"There has to be a multi-pronged attack because there is not one silver bullet for this," said Los Angeles Police Sgt. Marc Evans, officer in charge of the North Hollywood Area Vice Unit.
Evans said officers go after prostitutes on a daily basis with an emphasis on trying to arrest pimps, who often drop off the prostitutes on the street corners. Stings like the one on Thursday aimed at johns also combat the problem on the demand side.
Unfortunately, Evans added, stings can't be conducted all the time and, "I guess memories fade because they come back for more."
Evans, who has conducted more than 3,000 prostitution investigations in his six-year career with the North Hollywood Vice Unit, said johns arrested during these stings vary in age and social class, running the gamut from local firefighters and attorneys to rabbis, ministers and doctors.
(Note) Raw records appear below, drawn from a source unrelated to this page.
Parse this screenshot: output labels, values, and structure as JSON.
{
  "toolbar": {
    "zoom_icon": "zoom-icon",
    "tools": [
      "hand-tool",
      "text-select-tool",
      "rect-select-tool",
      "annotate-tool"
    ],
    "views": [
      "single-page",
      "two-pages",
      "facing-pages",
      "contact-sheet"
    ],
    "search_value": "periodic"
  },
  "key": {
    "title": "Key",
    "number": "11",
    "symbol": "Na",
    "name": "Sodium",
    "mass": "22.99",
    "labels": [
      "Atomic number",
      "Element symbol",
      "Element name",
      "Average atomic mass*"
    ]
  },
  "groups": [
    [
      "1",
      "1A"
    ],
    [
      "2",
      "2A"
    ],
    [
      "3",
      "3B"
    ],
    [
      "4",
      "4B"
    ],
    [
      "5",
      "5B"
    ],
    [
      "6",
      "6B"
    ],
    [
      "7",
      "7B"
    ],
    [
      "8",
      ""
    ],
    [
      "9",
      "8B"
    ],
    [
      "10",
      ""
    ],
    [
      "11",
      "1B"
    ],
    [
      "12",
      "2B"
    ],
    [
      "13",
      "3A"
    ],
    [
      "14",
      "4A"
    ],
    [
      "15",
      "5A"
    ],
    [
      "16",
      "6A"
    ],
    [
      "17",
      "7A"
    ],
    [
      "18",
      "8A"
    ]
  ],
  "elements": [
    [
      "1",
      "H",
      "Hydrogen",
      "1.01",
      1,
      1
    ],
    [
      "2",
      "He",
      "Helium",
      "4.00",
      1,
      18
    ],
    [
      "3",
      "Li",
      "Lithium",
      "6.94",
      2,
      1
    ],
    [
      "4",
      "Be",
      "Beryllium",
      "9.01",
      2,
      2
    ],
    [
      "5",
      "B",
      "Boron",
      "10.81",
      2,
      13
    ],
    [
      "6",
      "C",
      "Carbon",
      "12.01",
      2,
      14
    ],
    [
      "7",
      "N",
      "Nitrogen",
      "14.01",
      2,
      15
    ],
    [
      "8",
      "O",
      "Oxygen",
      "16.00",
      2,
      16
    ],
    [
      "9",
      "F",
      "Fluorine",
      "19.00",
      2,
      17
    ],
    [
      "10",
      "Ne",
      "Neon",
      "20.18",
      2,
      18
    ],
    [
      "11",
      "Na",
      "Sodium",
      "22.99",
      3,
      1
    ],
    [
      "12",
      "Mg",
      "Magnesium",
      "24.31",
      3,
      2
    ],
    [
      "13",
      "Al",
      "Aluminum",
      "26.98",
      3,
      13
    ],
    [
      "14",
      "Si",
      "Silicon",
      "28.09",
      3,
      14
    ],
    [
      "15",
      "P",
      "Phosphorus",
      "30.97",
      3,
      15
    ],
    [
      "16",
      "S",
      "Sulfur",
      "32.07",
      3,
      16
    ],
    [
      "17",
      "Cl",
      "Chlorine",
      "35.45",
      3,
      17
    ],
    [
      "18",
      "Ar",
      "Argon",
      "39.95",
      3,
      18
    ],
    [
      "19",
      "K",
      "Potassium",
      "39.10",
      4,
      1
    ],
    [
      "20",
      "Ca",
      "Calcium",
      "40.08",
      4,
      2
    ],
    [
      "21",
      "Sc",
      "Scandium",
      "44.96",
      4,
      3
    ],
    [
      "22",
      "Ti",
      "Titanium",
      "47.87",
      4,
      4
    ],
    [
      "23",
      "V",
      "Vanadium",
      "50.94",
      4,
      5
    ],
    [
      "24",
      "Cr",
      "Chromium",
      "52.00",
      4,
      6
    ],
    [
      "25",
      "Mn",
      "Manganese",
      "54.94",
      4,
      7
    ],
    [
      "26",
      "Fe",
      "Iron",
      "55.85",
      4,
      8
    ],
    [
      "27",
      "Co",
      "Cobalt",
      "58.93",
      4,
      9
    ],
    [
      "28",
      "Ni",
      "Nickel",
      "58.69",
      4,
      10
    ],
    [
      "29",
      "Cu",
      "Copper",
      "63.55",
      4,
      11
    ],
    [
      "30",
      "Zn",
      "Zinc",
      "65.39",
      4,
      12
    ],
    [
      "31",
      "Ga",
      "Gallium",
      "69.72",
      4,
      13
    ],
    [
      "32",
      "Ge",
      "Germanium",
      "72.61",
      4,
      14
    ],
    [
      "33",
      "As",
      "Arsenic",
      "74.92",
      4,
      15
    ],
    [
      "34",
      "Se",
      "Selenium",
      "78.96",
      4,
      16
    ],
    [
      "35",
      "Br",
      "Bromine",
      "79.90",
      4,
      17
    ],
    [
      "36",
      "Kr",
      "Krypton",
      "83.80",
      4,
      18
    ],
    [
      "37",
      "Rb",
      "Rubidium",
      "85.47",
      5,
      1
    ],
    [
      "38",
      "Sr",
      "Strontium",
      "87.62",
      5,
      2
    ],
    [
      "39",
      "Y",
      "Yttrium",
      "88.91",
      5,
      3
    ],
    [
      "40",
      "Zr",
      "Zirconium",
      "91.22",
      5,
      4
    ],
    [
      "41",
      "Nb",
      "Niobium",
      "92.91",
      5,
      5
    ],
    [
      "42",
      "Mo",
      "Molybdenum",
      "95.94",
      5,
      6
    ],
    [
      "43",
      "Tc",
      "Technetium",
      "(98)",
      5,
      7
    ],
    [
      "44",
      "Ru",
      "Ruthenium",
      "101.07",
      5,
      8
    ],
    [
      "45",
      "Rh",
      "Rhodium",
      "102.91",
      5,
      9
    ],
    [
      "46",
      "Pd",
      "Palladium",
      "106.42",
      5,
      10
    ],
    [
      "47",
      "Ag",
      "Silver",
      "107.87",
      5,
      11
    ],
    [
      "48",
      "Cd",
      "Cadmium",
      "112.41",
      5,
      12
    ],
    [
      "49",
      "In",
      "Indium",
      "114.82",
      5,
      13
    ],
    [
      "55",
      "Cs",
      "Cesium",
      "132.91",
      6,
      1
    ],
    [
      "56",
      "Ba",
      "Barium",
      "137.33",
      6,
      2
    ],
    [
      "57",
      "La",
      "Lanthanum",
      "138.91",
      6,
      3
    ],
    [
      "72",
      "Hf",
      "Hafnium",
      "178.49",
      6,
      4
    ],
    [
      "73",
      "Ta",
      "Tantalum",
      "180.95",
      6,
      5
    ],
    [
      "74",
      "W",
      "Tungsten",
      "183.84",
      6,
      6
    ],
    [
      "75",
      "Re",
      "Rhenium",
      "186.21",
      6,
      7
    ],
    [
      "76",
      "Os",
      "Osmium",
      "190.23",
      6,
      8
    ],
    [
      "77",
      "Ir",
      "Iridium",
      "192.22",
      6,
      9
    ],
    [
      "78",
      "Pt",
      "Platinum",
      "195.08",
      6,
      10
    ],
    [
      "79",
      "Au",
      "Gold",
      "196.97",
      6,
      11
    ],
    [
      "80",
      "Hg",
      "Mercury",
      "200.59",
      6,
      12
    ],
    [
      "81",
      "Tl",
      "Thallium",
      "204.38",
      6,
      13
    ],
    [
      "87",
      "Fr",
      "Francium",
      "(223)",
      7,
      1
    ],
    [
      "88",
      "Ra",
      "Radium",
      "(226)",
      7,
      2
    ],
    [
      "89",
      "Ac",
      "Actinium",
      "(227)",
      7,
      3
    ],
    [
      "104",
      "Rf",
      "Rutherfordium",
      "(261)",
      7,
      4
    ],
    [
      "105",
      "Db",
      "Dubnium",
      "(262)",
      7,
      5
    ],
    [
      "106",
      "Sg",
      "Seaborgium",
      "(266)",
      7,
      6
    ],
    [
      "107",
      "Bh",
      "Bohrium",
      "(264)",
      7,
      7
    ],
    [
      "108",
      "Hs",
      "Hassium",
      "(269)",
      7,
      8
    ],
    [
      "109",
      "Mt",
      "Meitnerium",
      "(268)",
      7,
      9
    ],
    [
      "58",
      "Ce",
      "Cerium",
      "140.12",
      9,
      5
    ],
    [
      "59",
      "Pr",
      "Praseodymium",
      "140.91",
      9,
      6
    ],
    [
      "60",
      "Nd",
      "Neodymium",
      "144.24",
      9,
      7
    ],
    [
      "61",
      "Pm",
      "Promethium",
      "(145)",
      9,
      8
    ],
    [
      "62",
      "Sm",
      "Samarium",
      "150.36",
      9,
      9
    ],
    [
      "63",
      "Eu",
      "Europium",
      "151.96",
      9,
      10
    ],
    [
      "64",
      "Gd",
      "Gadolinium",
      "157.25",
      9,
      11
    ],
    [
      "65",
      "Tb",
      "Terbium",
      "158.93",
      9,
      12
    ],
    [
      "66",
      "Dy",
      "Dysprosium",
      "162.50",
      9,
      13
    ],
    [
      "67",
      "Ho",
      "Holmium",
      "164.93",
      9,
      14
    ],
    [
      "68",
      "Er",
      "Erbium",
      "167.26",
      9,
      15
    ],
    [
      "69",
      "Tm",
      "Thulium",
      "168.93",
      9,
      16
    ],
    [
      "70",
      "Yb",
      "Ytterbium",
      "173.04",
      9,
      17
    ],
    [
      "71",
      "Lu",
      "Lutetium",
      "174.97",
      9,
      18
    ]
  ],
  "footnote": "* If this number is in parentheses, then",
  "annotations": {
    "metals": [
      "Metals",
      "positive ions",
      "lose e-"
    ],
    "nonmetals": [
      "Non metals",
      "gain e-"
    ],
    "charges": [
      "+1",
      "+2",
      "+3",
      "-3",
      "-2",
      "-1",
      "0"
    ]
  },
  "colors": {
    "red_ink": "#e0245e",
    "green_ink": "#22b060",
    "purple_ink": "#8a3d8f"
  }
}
On Thursday around 11 a.m., Evans said, the team arrested a man named Donald Hall, 43, of Palmdale, who identified himself as a minister and begged to be let go because he didn't want to lose his job or hurt his family.
"On one hand, you feel bad because if everything he's saying is true it is going to ruin his life," Evans said. "But on the other hand, he shouldn't have stopped here and put all of that at risk."
Sower said she also has empathy for the women who sell their bodies but has to protect her family business, which has been on the corner of Neenach Street and Lankershim Boulevard since 1959.
"I want it to go away," Sower said. "It was going so well, but it's back and all we want is for it to go away."
Even her sons, who have been propositioned by the prostitutes in the area before, have taken up the fight, with one set on becoming a police officer to help combat the problem that has plagued his neighborhood.
"This is where I grew up, this is my family business," Sower said. "I'm not going to be chased out of here by hookers."
Police identified some of the others arrested Thursday as: Samuel Rosales, 37, of Sylmar; Carolyn Seaberry, 19, of Victorville; Ernesto Rosales, 41, of Pico Rivera; Juan Garcia, 30, of Sylmar; Eric Espinoza, 24, of Van Nuys; and Donald Hall, 43, of Palmdale.
Identities of the others were not immediately available.